Problem details
Here is a set of records. Copy them all exactly.

(Stored data entries)
_ _ _

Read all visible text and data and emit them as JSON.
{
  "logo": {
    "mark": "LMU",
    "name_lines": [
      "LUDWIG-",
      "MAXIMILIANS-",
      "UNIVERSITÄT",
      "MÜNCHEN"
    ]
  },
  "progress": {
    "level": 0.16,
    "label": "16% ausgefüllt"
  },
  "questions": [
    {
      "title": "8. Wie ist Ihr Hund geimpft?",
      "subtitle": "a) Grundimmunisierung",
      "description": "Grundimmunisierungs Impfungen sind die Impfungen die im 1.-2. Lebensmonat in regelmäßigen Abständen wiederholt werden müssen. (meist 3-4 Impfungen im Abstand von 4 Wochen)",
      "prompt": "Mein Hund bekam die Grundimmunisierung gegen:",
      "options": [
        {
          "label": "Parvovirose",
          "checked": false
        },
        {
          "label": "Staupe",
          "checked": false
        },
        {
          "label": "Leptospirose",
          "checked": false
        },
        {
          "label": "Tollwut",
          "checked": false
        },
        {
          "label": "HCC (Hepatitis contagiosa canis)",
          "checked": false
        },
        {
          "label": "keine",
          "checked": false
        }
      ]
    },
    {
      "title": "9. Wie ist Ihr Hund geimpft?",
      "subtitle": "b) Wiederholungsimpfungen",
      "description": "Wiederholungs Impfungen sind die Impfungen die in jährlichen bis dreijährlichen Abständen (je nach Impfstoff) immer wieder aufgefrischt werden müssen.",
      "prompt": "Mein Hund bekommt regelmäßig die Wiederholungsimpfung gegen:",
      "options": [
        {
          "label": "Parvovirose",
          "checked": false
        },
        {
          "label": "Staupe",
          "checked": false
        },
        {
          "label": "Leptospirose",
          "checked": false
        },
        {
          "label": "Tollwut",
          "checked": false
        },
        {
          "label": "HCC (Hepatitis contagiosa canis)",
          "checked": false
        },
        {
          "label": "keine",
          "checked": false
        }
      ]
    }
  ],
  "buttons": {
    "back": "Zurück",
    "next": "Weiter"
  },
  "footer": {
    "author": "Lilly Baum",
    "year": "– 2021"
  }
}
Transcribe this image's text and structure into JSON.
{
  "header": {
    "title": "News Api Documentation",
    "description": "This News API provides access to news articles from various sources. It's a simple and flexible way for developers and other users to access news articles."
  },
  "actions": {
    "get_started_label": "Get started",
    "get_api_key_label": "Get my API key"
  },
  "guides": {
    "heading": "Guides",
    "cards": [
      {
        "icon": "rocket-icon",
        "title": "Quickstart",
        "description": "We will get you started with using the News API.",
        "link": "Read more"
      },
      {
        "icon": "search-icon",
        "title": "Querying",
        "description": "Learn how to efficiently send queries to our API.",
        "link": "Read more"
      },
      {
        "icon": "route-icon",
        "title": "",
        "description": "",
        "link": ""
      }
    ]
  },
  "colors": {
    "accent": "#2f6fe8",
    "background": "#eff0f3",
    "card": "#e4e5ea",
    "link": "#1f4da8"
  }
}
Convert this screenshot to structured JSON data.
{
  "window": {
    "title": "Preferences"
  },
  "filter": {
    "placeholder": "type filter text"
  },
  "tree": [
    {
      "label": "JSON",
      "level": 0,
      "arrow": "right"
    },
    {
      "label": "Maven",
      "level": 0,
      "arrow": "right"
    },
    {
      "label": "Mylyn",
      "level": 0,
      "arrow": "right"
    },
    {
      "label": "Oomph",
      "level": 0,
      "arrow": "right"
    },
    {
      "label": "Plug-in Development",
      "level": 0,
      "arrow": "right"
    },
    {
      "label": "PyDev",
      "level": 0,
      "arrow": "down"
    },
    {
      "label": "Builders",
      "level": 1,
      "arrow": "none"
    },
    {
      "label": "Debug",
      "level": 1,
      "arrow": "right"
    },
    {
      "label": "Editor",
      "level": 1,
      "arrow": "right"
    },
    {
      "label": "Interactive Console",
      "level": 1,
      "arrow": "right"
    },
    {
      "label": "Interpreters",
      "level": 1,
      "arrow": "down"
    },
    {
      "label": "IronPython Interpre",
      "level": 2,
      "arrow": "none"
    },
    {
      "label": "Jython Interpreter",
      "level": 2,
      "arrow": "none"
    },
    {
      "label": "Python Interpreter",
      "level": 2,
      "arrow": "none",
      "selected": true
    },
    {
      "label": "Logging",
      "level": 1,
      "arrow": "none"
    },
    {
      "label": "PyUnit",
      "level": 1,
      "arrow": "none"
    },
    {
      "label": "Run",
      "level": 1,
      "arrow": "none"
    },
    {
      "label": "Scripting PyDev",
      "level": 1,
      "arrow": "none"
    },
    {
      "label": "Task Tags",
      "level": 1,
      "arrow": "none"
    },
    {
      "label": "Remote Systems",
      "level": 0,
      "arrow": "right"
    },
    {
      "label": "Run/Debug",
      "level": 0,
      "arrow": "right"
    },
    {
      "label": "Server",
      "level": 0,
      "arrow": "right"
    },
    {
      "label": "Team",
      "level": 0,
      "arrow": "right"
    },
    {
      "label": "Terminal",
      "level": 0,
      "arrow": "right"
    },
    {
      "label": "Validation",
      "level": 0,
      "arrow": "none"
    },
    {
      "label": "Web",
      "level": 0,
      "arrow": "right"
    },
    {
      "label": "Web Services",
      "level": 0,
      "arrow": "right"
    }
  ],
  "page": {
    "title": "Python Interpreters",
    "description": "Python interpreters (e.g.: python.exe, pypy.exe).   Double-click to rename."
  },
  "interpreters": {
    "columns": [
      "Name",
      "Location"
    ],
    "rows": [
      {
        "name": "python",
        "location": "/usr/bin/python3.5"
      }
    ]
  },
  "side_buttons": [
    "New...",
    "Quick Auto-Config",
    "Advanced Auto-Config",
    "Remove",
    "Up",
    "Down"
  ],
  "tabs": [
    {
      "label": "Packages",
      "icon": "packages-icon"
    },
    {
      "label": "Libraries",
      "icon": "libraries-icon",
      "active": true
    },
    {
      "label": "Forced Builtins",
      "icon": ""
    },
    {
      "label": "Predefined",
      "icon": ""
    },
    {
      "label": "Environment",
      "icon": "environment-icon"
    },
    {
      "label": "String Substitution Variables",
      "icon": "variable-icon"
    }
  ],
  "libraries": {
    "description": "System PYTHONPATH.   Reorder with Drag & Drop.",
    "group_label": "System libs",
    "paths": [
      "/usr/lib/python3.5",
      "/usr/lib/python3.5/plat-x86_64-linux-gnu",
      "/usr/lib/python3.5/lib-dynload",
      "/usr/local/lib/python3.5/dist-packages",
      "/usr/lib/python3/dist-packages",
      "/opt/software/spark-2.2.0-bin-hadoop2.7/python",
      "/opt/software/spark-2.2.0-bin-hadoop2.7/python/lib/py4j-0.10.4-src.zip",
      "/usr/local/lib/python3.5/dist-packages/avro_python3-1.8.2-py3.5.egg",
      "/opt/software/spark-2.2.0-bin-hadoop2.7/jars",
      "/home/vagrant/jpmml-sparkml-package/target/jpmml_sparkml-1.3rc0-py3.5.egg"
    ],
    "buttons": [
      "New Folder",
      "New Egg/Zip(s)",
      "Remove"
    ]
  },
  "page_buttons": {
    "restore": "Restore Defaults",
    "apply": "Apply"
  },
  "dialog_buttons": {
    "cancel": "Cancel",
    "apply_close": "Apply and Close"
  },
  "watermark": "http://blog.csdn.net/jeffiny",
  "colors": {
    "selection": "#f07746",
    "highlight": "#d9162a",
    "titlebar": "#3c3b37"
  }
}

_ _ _

Task response
Read all visible text and data and emit them as JSON.
{
  "logo": {
    "mark": "LMU",
    "name_lines": [
      "LUDWIG-",
      "MAXIMILIANS-",
      "UNIVERSITÄT",
      "MÜNCHEN"
    ]
  },
  "progress": {
    "level": 0.16,
    "label": "16% ausgefüllt"
  },
  "questions": [
    {
      "title": "8. Wie ist Ihr Hund geimpft?",
      "subtitle": "a) Grundimmunisierung",
      "description": "Grundimmunisierungs Impfungen sind die Impfungen die im 1.-2. Lebensmonat in regelmäßigen Abständen wiederholt werden müssen. (meist 3-4 Impfungen im Abstand von 4 Wochen)",
      "prompt": "Mein Hund bekam die Grundimmunisierung gegen:",
      "options": [
        {
          "label": "Parvovirose",
          "checked": false
        },
        {
          "label": "Staupe",
          "checked": false
        },
        {
          "label": "Leptospirose",
          "checked": false
        },
        {
          "label": "Tollwut",
          "checked": false
        },
        {
          "label": "HCC (Hepatitis contagiosa canis)",
          "checked": false
        },
        {
          "label": "keine",
          "checked": false
        }
      ]
    },
    {
      "title": "9. Wie ist Ihr Hund geimpft?",
      "subtitle": "b) Wiederholungsimpfungen",
      "description": "Wiederholungs Impfungen sind die Impfungen die in jährlichen bis dreijährlichen Abständen (je nach Impfstoff) immer wieder aufgefrischt werden müssen.",
      "prompt": "Mein Hund bekommt regelmäßig die Wiederholungsimpfung gegen:",
      "options": [
        {
          "label": "Parvovirose",
          "checked": false
        },
        {
          "label": "Staupe",
          "checked": false
        },
        {
          "label": "Leptospirose",
          "checked": false
        },
        {
          "label": "Tollwut",
          "checked": false
        },
        {
          "label": "HCC (Hepatitis contagiosa canis)",
          "checked": false
        },
        {
          "label": "keine",
          "checked": false
        }
      ]
    }
  ],
  "buttons": {
    "back": "Zurück",
    "next": "Weiter"
  },
  "footer": {
    "author": "Lilly Baum",
    "year": "– 2021"
  }
}
Transcribe this image's text and structure into JSON.
{
  "header": {
    "title": "News Api Documentation",
    "description": "This News API provides access to news articles from various sources. It's a simple and flexible way for developers and other users to access news articles."
  },
  "actions": {
    "get_started_label": "Get started",
    "get_api_key_label": "Get my API key"
  },
  "guides": {
    "heading": "Guides",
    "cards": [
      {
        "icon": "rocket-icon",
        "title": "Quickstart",
        "description": "We will get you started with using the News API.",
        "link": "Read more"
      },
      {
        "icon": "search-icon",
        "title": "Querying",
        "description": "Learn how to efficiently send queries to our API.",
        "link": "Read more"
      },
      {
        "icon": "route-icon",
        "title": "",
        "description": "",
        "link": ""
      }
    ]
  },
  "colors": {
    "accent": "#2f6fe8",
    "background": "#eff0f3",
    "card": "#e4e5ea",
    "link": "#1f4da8"
  }
}
Convert this screenshot to structured JSON data.
{
  "window": {
    "title": "Preferences"
  },
  "filter": {
    "placeholder": "type filter text"
  },
  "tree": [
    {
      "label": "JSON",
      "level": 0,
      "arrow": "right"
    },
    {
      "label": "Maven",
      "level": 0,
      "arrow": "right"
    },
    {
      "label": "Mylyn",
      "level": 0,
      "arrow": "right"
    },
    {
      "label": "Oomph",
      "level": 0,
      "arrow": "right"
    },
    {
      "label": "Plug-in Development",
      "level": 0,
      "arrow": "right"
    },
    {
      "label": "PyDev",
      "level": 0,
      "arrow": "down"
    },
    {
      "label": "Builders",
      "level": 1,
      "arrow": "none"
    },
    {
      "label": "Debug",
      "level": 1,
      "arrow": "right"
    },
    {
      "label": "Editor",
      "level": 1,
      "arrow": "right"
    },
    {
      "label": "Interactive Console",
      "level": 1,
      "arrow": "right"
    },
    {
      "label": "Interpreters",
      "level": 1,
      "arrow": "down"
    },
    {
      "label": "IronPython Interpre",
      "level": 2,
      "arrow": "none"
    },
    {
      "label": "Jython Interpreter",
      "level": 2,
      "arrow": "none"
    },
    {
      "label": "Python Interpreter",
      "level": 2,
      "arrow": "none",
      "selected": true
    },
    {
      "label": "Logging",
      "level": 1,
      "arrow": "none"
    },
    {
      "label": "PyUnit",
      "level": 1,
      "arrow": "none"
    },
    {
      "label": "Run",
      "level": 1,
      "arrow": "none"
    },
    {
      "label": "Scripting PyDev",
      "level": 1,
      "arrow": "none"
    },
    {
      "label": "Task Tags",
      "level": 1,
      "arrow": "none"
    },
    {
      "label": "Remote Systems",
      "level": 0,
      "arrow": "right"
    },
    {
      "label": "Run/Debug",
      "level": 0,
      "arrow": "right"
    },
    {
      "label": "Server",
      "level": 0,
      "arrow": "right"
    },
    {
      "label": "Team",
      "level": 0,
      "arrow": "right"
    },
    {
      "label": "Terminal",
      "level": 0,
      "arrow": "right"
    },
    {
      "label": "Validation",
      "level": 0,
      "arrow": "none"
    },
    {
      "label": "Web",
      "level": 0,
      "arrow": "right"
    },
    {
      "label": "Web Services",
      "level": 0,
      "arrow": "right"
    }
  ],
  "page": {
    "title": "Python Interpreters",
    "description": "Python interpreters (e.g.: python.exe, pypy.exe).   Double-click to rename."
  },
  "interpreters": {
    "columns": [
      "Name",
      "Location"
    ],
    "rows": [
      {
        "name": "python",
        "location": "/usr/bin/python3.5"
      }
    ]
  },
  "side_buttons": [
    "New...",
    "Quick Auto-Config",
    "Advanced Auto-Config",
    "Remove",
    "Up",
    "Down"
  ],
  "tabs": [
    {
      "label": "Packages",
      "icon": "packages-icon"
    },
    {
      "label": "Libraries",
      "icon": "libraries-icon",
      "active": true
    },
    {
      "label": "Forced Builtins",
      "icon": ""
    },
    {
      "label": "Predefined",
      "icon": ""
    },
    {
      "label": "Environment",
      "icon": "environment-icon"
    },
    {
      "label": "String Substitution Variables",
      "icon": "variable-icon"
    }
  ],
  "libraries": {
    "description": "System PYTHONPATH.   Reorder with Drag & Drop.",
    "group_label": "System libs",
    "paths": [
      "/usr/lib/python3.5",
      "/usr/lib/python3.5/plat-x86_64-linux-gnu",
      "/usr/lib/python3.5/lib-dynload",
      "/usr/local/lib/python3.5/dist-packages",
      "/usr/lib/python3/dist-packages",
      "/opt/software/spark-2.2.0-bin-hadoop2.7/python",
      "/opt/software/spark-2.2.0-bin-hadoop2.7/python/lib/py4j-0.10.4-src.zip",
      "/usr/local/lib/python3.5/dist-packages/avro_python3-1.8.2-py3.5.egg",
      "/opt/software/spark-2.2.0-bin-hadoop2.7/jars",
      "/home/vagrant/jpmml-sparkml-package/target/jpmml_sparkml-1.3rc0-py3.5.egg"
    ],
    "buttons": [
      "New Folder",
      "New Egg/Zip(s)",
      "Remove"
    ]
  },
  "page_buttons": {
    "restore": "Restore Defaults",
    "apply": "Apply"
  },
  "dialog_buttons": {
    "cancel": "Cancel",
    "apply_close": "Apply and Close"
  },
  "watermark": "http://blog.csdn.net/jeffiny",
  "colors": {
    "selection": "#f07746",
    "highlight": "#d9162a",
    "titlebar": "#3c3b37"
  }
}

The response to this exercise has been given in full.